In the spring of that year serious floods damaged the tunnel, but this was overcome, and it was finally completed in the Spring of 1853. The line was first operated by an independent contractor who supplied the locomotives and rolling stock, then by the London and North Western, and finally they sold it to the Great Western, who operated it until the railways were nationalised in 1946.
The effects on the town
As far as Campden was concerned, the coming of the railway and building of the tunnel caused great upheaval. The population of the town was increased by over 300, mostly navvies. Some lived in lodgings, some in a row of cottages specially built for them at Paul’s Pike, and some in the huts built on the site. Of course, other villages in the district suffered similar troubles, but it wasn’t all gloom and doom. Public houses, shops and bookmakers benefited considerably. Unfortunately Dover’s Games became more rowdy as the attendances grew larger, and the Games were stopped.

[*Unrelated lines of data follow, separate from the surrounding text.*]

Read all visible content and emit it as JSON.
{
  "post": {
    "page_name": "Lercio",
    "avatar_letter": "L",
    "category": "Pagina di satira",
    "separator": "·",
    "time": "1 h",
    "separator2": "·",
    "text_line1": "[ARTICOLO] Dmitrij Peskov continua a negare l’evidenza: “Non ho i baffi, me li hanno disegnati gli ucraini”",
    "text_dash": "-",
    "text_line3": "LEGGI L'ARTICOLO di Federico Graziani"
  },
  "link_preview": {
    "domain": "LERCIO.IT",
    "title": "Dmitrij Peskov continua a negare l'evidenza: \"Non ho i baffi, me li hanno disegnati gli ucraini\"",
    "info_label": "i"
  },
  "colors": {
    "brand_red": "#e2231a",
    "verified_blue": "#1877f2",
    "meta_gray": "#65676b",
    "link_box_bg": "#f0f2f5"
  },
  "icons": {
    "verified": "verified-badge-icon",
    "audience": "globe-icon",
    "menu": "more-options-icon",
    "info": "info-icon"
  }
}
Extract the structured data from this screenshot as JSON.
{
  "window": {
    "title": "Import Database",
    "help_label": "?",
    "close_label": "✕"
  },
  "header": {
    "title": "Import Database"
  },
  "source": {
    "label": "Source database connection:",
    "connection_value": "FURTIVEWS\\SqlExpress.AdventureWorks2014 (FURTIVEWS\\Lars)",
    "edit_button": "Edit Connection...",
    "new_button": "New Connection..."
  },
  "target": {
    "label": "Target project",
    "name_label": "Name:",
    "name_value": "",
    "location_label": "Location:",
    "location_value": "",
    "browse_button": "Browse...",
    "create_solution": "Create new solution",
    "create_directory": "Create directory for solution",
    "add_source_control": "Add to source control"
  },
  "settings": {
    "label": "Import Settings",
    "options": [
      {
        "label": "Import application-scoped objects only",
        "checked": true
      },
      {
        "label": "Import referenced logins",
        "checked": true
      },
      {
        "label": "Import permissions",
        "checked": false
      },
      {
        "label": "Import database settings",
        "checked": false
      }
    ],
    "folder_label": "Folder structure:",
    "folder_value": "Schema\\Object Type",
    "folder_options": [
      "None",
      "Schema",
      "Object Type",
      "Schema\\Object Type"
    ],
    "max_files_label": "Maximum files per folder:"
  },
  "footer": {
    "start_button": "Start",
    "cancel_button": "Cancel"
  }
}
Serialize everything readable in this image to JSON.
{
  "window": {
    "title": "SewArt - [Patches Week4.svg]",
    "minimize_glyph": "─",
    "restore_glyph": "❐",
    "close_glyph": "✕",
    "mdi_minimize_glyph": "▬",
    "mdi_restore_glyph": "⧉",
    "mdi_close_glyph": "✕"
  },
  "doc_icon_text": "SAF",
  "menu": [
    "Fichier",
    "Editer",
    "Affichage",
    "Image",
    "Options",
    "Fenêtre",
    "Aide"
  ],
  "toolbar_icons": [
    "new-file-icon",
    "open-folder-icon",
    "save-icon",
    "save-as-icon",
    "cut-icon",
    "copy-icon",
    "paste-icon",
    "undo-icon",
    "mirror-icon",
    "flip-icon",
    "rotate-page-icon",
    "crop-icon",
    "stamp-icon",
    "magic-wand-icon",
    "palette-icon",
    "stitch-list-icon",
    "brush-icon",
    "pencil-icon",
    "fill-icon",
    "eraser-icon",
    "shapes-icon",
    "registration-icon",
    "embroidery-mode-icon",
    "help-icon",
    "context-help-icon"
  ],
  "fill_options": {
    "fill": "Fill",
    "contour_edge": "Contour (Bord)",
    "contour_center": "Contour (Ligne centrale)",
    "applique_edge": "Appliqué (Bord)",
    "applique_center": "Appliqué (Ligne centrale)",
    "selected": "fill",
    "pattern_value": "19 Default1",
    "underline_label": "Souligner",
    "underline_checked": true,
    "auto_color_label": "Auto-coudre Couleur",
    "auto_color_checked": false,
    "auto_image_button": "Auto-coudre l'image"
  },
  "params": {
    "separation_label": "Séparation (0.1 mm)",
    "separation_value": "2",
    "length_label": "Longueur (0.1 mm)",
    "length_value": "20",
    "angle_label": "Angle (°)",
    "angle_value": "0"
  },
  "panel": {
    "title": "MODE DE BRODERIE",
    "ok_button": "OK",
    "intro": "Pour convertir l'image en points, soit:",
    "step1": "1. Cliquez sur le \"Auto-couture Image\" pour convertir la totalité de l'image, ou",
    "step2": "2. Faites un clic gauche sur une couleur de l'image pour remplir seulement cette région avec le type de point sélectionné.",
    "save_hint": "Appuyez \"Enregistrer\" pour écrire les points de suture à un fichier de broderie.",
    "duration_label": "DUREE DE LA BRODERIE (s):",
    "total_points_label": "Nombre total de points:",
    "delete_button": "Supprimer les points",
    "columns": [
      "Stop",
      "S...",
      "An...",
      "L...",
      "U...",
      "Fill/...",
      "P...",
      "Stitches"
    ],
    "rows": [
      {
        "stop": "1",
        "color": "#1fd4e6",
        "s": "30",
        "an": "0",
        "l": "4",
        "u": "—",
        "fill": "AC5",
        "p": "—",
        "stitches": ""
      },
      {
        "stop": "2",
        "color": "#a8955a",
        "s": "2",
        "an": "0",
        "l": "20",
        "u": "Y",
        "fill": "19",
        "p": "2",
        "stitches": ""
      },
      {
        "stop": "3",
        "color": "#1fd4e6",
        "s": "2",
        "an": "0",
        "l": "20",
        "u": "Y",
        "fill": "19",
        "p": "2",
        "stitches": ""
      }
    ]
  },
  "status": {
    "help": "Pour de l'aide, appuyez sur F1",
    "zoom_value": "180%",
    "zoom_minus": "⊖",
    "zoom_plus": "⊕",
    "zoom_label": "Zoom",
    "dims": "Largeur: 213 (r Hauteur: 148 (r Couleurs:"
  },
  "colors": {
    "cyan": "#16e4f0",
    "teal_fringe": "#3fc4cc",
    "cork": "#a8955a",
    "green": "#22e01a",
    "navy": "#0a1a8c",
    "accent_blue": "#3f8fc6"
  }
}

Campden shopkeepers and the tunnel contractors were always at loggerheads over the prices the shopkeepers were charging. The tunnel workers said they were paying 10 ½d for a four pound loaf of bread, whilst the price in Liverpool and London was only 7 ½d. William Somerton, a Campden grocer, wrote to the contractors denying the allegations, saying the bread was 8d a loaf, bacon 8d to 10d a pound and mutton 7d a pound.
When the line became fully operational there were five passenger trains passing through Campden each weekday, and two on Sundays as well as many goods trains. The Noel Arms provided a horse-drawn bus to meet all the passenger trains, a service which they carried on until the end of the 1914-18 War.